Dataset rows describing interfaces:
^^^^
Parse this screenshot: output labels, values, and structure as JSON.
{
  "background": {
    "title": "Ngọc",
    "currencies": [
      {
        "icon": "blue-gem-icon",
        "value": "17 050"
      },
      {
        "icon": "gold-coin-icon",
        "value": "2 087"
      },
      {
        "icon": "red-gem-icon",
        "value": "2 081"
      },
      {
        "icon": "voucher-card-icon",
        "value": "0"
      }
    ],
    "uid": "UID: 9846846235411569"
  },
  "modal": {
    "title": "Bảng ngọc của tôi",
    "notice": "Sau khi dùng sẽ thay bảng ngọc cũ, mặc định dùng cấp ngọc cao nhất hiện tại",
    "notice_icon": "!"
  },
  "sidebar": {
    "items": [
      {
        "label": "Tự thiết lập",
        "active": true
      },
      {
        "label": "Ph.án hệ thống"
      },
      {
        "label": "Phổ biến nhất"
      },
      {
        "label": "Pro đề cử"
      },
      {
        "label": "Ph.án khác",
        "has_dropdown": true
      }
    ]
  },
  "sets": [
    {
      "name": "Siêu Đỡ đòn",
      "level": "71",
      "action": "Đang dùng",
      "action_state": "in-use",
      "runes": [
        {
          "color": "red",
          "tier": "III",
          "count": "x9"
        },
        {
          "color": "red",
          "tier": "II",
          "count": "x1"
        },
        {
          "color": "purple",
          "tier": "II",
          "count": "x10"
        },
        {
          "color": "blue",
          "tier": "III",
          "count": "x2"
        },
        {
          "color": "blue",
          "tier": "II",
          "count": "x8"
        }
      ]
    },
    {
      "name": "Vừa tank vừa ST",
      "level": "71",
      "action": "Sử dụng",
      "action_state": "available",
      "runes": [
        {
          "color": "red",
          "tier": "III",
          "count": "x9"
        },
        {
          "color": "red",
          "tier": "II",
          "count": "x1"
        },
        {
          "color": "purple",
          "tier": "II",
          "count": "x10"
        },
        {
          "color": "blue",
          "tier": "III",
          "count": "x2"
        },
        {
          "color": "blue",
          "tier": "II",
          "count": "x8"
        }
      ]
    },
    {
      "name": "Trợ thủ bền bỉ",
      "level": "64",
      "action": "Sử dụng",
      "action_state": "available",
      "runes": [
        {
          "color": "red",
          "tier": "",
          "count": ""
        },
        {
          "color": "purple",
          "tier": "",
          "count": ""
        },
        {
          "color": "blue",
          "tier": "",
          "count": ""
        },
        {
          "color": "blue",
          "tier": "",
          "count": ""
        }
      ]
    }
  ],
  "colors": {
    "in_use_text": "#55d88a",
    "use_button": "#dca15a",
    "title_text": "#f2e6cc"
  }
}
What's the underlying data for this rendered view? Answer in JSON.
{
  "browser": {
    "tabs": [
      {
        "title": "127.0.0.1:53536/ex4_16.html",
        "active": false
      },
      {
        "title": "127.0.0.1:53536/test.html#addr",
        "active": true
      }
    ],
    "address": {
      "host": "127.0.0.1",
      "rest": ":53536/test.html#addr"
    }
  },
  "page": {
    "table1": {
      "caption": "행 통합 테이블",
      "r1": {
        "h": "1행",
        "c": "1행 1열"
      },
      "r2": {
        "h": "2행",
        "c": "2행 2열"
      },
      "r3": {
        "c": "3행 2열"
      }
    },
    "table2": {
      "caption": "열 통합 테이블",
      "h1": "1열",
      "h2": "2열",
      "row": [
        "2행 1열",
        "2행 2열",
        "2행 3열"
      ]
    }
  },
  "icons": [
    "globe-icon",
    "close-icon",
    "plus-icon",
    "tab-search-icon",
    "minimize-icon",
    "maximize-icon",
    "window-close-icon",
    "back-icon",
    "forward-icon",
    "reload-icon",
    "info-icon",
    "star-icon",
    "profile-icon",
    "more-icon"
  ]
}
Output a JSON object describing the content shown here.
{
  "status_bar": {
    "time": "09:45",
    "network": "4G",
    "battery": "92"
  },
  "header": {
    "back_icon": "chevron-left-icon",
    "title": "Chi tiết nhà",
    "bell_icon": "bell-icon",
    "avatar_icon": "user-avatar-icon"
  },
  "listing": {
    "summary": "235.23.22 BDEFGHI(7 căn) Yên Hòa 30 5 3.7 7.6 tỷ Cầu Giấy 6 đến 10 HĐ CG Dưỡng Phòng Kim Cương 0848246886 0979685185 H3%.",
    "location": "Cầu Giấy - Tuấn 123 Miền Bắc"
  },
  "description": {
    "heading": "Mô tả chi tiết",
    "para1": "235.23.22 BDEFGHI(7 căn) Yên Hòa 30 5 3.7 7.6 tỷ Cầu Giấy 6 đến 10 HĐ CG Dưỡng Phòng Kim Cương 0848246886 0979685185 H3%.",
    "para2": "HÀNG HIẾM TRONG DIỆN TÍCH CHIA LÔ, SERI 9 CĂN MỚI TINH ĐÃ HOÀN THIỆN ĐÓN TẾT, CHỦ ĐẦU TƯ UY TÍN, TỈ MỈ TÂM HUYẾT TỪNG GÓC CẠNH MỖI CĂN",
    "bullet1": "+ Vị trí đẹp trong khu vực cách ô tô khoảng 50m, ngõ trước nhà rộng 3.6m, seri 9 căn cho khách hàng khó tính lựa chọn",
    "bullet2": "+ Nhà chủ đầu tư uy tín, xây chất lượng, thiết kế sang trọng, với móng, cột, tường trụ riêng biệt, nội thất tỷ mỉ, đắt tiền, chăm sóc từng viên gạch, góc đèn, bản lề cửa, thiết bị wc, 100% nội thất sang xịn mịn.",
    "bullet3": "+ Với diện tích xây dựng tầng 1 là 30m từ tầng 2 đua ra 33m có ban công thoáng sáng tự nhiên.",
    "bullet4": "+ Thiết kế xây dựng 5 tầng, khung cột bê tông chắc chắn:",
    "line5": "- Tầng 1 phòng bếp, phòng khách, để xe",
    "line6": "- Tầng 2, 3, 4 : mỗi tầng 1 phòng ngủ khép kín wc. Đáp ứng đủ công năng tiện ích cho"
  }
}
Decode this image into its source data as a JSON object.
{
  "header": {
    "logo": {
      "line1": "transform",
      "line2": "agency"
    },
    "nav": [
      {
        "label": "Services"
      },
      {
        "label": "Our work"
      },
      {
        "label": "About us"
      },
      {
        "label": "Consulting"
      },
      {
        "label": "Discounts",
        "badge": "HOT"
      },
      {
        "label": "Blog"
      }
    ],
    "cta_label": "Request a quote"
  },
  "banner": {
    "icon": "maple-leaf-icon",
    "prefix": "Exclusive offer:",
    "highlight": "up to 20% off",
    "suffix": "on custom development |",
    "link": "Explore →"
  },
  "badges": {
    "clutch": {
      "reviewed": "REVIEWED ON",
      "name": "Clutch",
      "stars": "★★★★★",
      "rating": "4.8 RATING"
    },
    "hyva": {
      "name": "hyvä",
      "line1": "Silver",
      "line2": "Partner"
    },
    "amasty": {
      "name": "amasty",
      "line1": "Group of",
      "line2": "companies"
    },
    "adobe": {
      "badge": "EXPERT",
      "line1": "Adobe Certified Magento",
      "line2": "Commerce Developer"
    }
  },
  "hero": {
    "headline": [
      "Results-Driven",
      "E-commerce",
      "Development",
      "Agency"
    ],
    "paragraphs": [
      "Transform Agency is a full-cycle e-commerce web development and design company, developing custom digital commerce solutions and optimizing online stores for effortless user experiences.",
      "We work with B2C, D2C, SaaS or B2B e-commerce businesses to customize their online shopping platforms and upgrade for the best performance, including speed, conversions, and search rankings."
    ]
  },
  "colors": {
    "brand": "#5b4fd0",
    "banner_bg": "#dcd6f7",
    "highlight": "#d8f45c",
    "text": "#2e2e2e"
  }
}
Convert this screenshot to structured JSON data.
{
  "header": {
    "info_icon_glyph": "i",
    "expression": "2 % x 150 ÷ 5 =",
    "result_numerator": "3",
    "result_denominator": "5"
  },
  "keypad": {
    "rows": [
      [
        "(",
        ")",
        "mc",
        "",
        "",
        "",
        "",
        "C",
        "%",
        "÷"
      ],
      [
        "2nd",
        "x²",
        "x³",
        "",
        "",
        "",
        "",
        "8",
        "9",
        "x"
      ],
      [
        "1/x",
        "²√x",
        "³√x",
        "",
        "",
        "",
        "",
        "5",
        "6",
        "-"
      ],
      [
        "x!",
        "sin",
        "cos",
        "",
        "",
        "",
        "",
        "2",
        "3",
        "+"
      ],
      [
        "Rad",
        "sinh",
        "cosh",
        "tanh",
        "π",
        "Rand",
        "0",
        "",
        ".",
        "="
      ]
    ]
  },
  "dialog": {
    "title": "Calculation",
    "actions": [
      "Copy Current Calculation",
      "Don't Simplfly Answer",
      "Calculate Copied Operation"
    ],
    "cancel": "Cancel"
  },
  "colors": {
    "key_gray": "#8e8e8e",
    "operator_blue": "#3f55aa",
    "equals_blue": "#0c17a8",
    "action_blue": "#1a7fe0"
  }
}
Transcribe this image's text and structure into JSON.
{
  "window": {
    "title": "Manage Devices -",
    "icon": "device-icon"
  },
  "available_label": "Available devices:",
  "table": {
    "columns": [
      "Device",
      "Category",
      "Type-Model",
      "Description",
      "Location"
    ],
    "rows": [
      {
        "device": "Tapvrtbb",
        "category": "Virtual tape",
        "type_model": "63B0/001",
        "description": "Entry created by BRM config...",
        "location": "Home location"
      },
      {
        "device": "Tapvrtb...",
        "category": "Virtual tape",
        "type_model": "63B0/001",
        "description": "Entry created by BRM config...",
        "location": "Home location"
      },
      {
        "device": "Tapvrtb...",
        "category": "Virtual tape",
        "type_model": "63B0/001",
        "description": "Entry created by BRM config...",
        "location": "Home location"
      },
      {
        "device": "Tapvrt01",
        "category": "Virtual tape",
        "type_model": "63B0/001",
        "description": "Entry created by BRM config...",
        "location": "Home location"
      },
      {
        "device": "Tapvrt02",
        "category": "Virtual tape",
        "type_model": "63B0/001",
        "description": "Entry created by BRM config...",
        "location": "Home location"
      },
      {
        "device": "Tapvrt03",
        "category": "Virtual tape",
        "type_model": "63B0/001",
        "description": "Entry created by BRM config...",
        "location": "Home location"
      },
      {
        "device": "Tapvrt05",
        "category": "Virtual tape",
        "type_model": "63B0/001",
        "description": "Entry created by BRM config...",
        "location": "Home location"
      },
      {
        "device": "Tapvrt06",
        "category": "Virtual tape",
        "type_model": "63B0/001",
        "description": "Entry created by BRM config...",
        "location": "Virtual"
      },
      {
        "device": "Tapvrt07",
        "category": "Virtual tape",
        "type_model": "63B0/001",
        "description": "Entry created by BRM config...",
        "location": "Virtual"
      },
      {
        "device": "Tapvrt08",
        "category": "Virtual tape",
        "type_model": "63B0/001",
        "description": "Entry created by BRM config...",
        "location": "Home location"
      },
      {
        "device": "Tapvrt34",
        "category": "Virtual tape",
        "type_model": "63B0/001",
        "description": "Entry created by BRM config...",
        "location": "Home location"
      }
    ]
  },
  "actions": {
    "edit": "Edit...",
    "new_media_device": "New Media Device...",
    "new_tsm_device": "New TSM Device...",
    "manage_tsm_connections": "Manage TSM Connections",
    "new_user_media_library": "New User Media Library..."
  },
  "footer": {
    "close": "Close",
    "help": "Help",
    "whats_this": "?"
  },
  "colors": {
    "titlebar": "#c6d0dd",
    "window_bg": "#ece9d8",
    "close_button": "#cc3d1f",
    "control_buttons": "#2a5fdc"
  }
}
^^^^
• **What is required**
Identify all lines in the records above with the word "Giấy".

• **The answer**
    "summary": "235.23.22 BDEFGHI(7 căn) Yên Hòa 30 5 3.7 7.6 tỷ Cầu Giấy 6 đến 10 HĐ CG Dưỡng Phòng Kim Cương 0848246886 0979685185 H3%.",
    "location": "Cầu Giấy - Tuấn 123 Miền Bắc"
    "para1": "235.23.22 BDEFGHI(7 căn) Yên Hòa 30 5 3.7 7.6 tỷ Cầu Giấy 6 đến 10 HĐ CG Dưỡng Phòng Kim Cương 0848246886 0979685185 H3%.",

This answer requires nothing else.